activities, proximity to water supplies and effect on the rights of water
users, transportation and safety factors involved in moving the waste to
a repository, etc. The proposed rule violates the statute as it does not
address these factors and the requisite qualifying and disqualifying conditions.
Second, the Guideline revision substitutes, for these specific factors,
a more general system analysis approach. OCRWM is proposing that, if the
overall performance at Yucca Mountain can be shown to meet the yet-to-be
promulgated Environmental Protection Agency radiation standards, then the
site should be recommended for development as a repository. Not only does
this approach violate the clear direction in the statute, but it ignores
the same technical factors described above that are not capable of being
evaluated in a total systems performance assessment.
One can only assume that the Department of Energy officials believes that
Yucca Mountain would be disqualified as a repository under the existing
Section 112(a) guidelines.
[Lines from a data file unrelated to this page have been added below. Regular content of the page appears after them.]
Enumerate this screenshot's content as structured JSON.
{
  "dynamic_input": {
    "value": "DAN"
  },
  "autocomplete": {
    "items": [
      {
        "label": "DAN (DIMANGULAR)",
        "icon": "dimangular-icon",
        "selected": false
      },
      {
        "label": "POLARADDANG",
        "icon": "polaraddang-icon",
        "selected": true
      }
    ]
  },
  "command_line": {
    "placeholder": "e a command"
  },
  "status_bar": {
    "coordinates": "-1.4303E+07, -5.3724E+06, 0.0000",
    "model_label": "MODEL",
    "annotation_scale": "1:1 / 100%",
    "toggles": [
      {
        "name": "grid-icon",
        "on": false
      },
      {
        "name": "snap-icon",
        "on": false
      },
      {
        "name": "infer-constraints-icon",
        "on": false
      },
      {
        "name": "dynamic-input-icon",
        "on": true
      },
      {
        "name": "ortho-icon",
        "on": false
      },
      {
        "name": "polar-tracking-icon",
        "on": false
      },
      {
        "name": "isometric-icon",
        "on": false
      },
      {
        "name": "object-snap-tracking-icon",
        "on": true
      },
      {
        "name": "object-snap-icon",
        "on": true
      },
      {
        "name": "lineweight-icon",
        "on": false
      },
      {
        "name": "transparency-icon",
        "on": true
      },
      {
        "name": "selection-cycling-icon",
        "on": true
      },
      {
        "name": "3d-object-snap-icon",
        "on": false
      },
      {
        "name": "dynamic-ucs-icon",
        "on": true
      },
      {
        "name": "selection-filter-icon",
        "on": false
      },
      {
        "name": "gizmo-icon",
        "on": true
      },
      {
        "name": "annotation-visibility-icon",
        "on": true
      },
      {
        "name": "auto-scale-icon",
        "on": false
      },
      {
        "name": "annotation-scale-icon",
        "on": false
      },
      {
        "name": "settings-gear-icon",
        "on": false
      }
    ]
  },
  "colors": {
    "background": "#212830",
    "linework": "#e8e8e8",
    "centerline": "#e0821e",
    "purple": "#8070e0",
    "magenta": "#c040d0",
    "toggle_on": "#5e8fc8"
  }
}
This approach appears to continue a very disturbing
tradition of this program: If Yucca Mountain can't meet the safety rules
- then change the rules.
Madam Secretary, this approach is totally unacceptable, and the proposed
rule should be withdrawn. This is simply too important an issue to substitute
a new, subjective approach to determining the suitability of Yucca Mountain,
one that is of DOE's own making, for the clear, objective approach that
Congress prescribed in adopting section 112(a) of the Nuclear Waste Policy
Act of 1982, as amended.
The proposed approach, if adopted, will result in legal challenge by the
State of Nevada and further erode the credibility of an already controversial
program. This attempt to rewrite the law to eliminate the need to consider
and evaluate important factors which, if present as they appear to be,
would compromise the safety of the site and of the citizens of this state
far into the future, something that I, as Governor, will not allow to happen.